=== TASK BRIEF ===
Gather all lines in the data that hold the string "this".
(RECORDED INFORMATION Opens)
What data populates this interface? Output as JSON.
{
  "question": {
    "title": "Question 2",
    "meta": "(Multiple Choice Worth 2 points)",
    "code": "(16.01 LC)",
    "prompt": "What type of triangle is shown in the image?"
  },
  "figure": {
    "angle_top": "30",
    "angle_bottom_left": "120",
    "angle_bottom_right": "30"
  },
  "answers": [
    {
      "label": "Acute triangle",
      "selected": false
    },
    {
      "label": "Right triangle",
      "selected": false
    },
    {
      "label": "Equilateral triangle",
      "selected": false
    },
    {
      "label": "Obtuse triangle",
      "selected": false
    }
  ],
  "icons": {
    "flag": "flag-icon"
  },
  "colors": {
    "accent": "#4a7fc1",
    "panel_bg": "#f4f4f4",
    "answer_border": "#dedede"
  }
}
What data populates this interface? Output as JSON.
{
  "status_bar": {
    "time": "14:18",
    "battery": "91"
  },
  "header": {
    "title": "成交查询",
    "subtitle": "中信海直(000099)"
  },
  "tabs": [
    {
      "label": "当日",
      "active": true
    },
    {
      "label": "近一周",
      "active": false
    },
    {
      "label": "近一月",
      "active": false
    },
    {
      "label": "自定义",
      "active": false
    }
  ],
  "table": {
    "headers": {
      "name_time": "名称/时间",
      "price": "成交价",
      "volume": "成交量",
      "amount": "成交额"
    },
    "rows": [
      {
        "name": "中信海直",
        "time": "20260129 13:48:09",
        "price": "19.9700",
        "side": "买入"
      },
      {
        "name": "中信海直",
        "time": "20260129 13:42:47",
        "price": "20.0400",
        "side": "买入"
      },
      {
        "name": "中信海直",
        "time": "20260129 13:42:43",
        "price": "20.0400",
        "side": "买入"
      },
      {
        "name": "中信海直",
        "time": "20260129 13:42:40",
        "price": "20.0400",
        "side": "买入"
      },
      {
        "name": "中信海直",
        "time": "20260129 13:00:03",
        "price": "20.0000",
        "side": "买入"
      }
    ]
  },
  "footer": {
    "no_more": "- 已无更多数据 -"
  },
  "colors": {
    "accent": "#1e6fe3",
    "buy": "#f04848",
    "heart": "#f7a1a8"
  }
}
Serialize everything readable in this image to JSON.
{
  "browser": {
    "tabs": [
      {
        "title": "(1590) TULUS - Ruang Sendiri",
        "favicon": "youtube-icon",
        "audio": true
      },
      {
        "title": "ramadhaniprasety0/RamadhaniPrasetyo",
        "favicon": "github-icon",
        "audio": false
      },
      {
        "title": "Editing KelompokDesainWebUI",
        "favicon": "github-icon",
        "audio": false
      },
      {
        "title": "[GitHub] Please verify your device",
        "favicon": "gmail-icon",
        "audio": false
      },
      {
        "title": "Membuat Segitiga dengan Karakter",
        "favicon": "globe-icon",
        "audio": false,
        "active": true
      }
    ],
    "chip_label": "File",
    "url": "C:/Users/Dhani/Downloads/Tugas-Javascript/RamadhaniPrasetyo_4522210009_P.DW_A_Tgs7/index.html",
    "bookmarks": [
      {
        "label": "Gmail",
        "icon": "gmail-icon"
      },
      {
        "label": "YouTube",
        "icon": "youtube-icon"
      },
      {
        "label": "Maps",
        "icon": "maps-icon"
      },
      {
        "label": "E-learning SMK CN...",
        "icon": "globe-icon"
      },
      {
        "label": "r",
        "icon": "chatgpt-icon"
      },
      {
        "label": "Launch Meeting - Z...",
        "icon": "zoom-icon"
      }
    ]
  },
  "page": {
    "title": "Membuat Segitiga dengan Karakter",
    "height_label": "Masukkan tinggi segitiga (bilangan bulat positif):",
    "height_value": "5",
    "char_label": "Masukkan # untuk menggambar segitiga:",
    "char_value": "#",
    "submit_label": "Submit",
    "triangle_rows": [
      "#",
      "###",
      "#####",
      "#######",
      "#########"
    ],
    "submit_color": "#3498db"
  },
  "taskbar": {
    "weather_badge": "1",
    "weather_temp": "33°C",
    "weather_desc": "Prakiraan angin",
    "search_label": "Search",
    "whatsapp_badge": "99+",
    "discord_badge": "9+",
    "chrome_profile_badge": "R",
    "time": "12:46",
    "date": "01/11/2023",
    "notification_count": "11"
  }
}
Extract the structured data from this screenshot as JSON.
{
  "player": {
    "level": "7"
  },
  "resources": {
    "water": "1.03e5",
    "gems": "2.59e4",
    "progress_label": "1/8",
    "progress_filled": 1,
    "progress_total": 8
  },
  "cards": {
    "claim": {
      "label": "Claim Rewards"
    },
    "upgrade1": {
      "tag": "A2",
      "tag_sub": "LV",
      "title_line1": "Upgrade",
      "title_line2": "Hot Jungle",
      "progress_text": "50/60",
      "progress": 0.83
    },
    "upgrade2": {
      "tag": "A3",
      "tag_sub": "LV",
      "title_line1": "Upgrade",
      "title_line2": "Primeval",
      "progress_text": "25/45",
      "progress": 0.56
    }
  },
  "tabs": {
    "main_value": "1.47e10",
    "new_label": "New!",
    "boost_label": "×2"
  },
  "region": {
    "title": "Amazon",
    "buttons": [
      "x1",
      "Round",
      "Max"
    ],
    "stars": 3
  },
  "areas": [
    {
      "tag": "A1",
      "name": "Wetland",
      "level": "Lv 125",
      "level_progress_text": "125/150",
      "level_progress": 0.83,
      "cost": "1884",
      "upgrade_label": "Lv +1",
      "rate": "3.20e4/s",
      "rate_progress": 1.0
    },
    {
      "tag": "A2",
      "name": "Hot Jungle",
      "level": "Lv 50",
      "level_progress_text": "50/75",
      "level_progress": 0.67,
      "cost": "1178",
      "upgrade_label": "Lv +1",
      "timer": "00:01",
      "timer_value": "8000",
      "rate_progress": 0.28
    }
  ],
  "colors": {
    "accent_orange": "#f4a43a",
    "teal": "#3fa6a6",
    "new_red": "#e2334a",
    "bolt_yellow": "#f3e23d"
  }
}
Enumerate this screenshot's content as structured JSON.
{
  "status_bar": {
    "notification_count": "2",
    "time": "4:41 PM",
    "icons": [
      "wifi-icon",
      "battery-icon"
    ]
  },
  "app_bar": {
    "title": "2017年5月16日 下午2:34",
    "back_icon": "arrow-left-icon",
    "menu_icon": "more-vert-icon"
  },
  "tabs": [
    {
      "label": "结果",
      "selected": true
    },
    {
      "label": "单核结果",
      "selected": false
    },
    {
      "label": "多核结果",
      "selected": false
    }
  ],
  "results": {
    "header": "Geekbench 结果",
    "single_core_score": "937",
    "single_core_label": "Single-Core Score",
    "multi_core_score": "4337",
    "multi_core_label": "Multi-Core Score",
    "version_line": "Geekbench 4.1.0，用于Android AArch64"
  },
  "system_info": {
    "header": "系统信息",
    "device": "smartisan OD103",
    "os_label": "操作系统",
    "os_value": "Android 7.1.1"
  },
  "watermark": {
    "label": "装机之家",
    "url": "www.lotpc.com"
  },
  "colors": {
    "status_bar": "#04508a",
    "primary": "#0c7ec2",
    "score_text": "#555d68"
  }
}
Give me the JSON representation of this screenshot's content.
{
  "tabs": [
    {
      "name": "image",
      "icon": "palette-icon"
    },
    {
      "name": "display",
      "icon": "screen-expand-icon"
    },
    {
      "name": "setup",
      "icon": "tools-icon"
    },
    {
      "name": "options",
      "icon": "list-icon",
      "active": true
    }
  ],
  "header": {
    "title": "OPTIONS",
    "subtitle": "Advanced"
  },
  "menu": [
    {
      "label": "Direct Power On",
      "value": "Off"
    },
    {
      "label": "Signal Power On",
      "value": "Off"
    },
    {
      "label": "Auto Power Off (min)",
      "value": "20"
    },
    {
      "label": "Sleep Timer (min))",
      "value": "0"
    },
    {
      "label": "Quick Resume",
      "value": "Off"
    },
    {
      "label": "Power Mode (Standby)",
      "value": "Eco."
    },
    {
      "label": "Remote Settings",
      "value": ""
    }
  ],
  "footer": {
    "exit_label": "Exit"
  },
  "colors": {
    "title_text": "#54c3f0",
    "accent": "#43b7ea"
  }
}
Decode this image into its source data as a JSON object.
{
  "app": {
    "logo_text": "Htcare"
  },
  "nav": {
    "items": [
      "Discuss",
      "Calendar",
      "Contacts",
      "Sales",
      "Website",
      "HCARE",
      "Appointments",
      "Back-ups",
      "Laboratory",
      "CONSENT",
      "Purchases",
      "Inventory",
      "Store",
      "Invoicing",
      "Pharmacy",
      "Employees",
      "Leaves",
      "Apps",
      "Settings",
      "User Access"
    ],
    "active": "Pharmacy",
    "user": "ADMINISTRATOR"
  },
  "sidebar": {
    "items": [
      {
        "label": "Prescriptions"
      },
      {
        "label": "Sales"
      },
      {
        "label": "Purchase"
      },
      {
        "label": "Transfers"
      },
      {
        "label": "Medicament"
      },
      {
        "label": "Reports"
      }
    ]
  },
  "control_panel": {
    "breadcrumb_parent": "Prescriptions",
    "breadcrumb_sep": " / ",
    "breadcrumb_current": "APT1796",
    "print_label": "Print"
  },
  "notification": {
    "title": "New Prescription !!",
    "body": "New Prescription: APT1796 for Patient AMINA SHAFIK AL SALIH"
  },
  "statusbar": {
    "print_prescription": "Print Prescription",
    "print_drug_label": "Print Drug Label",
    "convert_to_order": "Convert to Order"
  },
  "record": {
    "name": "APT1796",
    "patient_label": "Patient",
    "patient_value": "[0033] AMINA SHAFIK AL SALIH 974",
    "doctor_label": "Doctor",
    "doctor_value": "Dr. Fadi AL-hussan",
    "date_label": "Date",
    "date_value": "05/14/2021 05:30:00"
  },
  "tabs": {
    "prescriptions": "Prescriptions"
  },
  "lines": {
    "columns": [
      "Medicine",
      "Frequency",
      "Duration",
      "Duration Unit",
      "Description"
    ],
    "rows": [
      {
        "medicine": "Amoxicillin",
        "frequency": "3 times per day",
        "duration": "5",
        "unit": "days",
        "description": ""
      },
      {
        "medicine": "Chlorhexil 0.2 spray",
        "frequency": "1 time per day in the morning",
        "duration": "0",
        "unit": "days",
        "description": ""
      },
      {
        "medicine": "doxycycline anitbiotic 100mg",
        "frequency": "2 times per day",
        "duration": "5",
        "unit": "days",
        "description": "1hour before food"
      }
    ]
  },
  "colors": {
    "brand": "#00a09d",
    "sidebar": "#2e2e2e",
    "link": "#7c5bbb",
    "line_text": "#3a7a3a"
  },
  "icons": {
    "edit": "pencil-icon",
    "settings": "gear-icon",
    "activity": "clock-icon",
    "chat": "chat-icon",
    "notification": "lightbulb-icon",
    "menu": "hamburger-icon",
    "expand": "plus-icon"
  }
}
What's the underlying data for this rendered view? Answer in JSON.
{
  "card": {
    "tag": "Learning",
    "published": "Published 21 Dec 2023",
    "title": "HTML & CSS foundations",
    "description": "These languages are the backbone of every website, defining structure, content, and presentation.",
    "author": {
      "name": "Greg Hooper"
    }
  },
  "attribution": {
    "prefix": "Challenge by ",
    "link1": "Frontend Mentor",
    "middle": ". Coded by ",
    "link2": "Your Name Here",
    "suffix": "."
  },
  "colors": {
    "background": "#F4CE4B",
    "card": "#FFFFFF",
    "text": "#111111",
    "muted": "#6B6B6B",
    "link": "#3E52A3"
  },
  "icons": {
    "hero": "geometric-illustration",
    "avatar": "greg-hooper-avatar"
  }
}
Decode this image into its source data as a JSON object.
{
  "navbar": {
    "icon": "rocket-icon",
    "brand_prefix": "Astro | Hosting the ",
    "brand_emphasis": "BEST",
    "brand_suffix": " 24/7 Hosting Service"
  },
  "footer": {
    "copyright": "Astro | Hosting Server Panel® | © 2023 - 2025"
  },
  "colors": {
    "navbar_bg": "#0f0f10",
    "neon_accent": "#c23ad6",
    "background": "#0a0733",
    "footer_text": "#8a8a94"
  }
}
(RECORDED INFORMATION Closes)
=== REPLY TO THE TASK ===
What data populates this interface? Output as JSON.
What data populates this interface? Output as JSON.
Serialize everything readable in this image to JSON.
Extract the structured data from this screenshot as JSON.
Enumerate this screenshot's content as structured JSON.
Give me the JSON representation of this screenshot's content.
Decode this image into its source data as a JSON object.
What's the underlying data for this rendered view? Answer in JSON.
Decode this image into its source data as a JSON object.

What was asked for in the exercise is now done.